There is no automatic mechanism to convert public opinion into public policy. And even when opinion is reflected in politics, change tends to happen gradually. This is certainly the case with marijuana. Very marginal steps toward legalization have taken place state by state until national policy shifts — though Biden’s pardons for those convicted of possession are still a far cry from where the public stands on this issue. A poll reveals a solid 69% of Americans in favor of legalization.

Why does politics tend to lag behind public opinion? On the one hand, it usually takes organized groups, especially those aligned with political parties, to bring about meaningful change. But advocacy for marijuana liberalization has been led, in large part, by individuals.

Proponents of liberalization have won enough support from Democratic Party-aligned groups to include decriminalization and other measures on their 2020 agenda. Presidents and their parties tend to at least try to hold their campaign promises; that’s what Biden does. They often fail, as Biden did on the franchise, because they don’t have the votes in Congress or can’t get things done. But they usually try.

Biden is also moving with caution because presidential action carries real risks — for Biden, but also for the policy Democrats want. Presidential involvement on any issue tends to polarize public opinion. Democrats are already almost all in favor of legalization, there is nothing to gain from this side.

At the same time, Republican voters who currently support marijuana legalization may oppose it once it is identified with a Democratic president.
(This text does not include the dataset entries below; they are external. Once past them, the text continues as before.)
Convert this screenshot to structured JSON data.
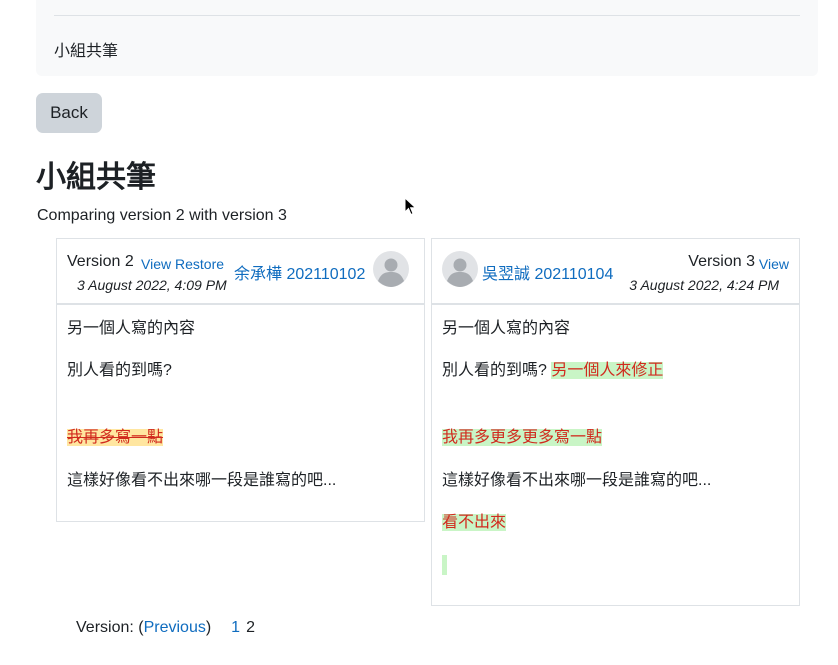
{
  "breadcrumb": {
    "current": "小組共筆"
  },
  "back_button": "Back",
  "page": {
    "title": "小組共筆",
    "subtitle": "Comparing version 2 with version 3"
  },
  "compare": {
    "left": {
      "version_label": "Version 2",
      "view_link": "View",
      "restore_link": "Restore",
      "author": "余承樺 202110102",
      "date": "3 August 2022, 4:09 PM",
      "paragraphs": {
        "p1": "另一個人寫的內容",
        "p2": "別人看的到嗎?",
        "p3_deleted": "我再多寫一點",
        "p4": "這樣好像看不出來哪一段是誰寫的吧..."
      }
    },
    "right": {
      "version_label": "Version 3",
      "view_link": "View",
      "author": "吳翌誠 202110104",
      "date": "3 August 2022, 4:24 PM",
      "paragraphs": {
        "p1": "另一個人寫的內容",
        "p2": "別人看的到嗎?",
        "p2_inserted": "另一個人來修正",
        "p3_inserted": "我再多更多更多寫一點",
        "p4": "這樣好像看不出來哪一段是誰寫的吧...",
        "p5_inserted": "看不出來"
      }
    }
  },
  "pager": {
    "prefix": "Version: (",
    "previous": "Previous",
    "suffix": ")",
    "page1": "1",
    "page2": "2"
  },
  "colors": {
    "link": "#0f6cbf",
    "inserted_bg": "#c9f5c6",
    "deleted_bg": "#ffe6a0",
    "diff_text": "#d12a1e"
  }
}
Opposing the president is such a strong impetus that it has even led to a surprising amount of Republican support for Russia and opposition to Ukraine in the current dispute.

It’s also a tricky area to navigate for leading Republicans. Normally, it’s safe for them to just oppose anything Biden supports. But in this case, Biden is endorsing something already wildly popular, including among many Republican voters. As the midterms near, Republicans could see their vocal opposition to Biden in general undermined by voter support for Biden’s decision on marijuana.
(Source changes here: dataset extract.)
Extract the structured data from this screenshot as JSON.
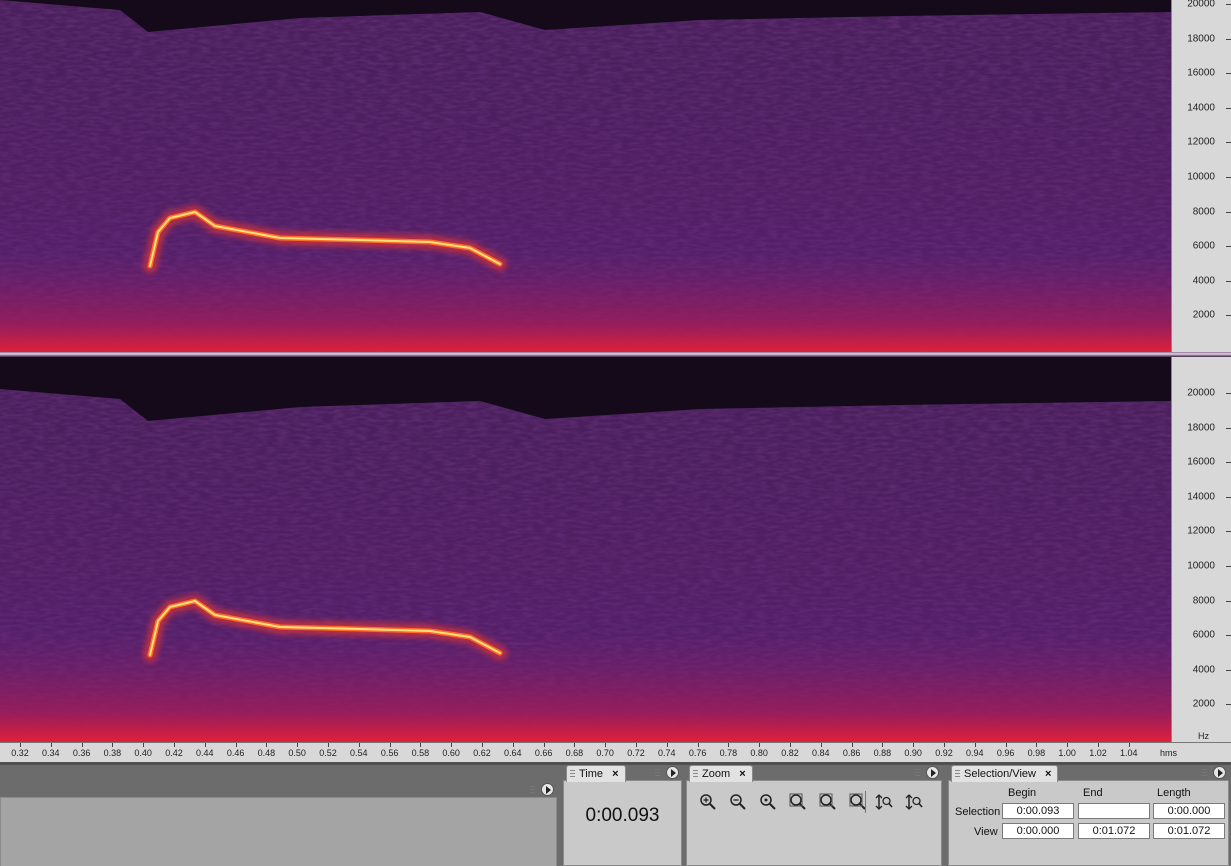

The current situation is not unlike what happened with former President Barack Obama and marriage equality. Same-sex marriage rights were growing in popularity, particularly among Democrats, but Obama feared the political consequences of moving forward and also had less ability to effect policy change.

Marijuana is unlikely to make much of a difference midterm this fall. The issue unites Democrats (by an 86% to 7% margin in a recent poll by Civiqs, a public opinion firm) while splitting Republicans down the middle (45% to 43%), so there could be some room for Democrats to win some Republican votes. But there are only a limited number of people willing to cancel their scheduled vote at this point, and of those, only a very limited number tell pollsters that marijuana policy is a high priority.(1 )

It was smart of Biden to wait for public opinion rather than trying to direct it. The question now will be whether support for legal weed has grown strong enough that presidential involvement no longer matters. We will see.

More other writers at Bloomberg Opinion:

Republicans have a lot to fear in November: Ramesh Ponnuru

We are witnessing the hollowing out of the Conservative Party: Adrian Wooldridge

Democrats try to persuade while Republicans try to mobilize: Julianna Goldman

(1) Political scientist Dave Karpf argues that the timing of Biden’s announcement maximized political impact, although the effect will likely still be small. This is probably true, although in tight elections even small changes can be significant.

This column does not necessarily reflect the opinion of the Editorial Board or of Bloomberg LP and its owners.

Jonathan Bernstein is a Bloomberg Opinion columnist covering politics and politics. A former political science professor at the University of Texas at San Antonio and DePauw University, he wrote A Plain Blog About Politics.

More stories like this are available at bloomberg.com/opinion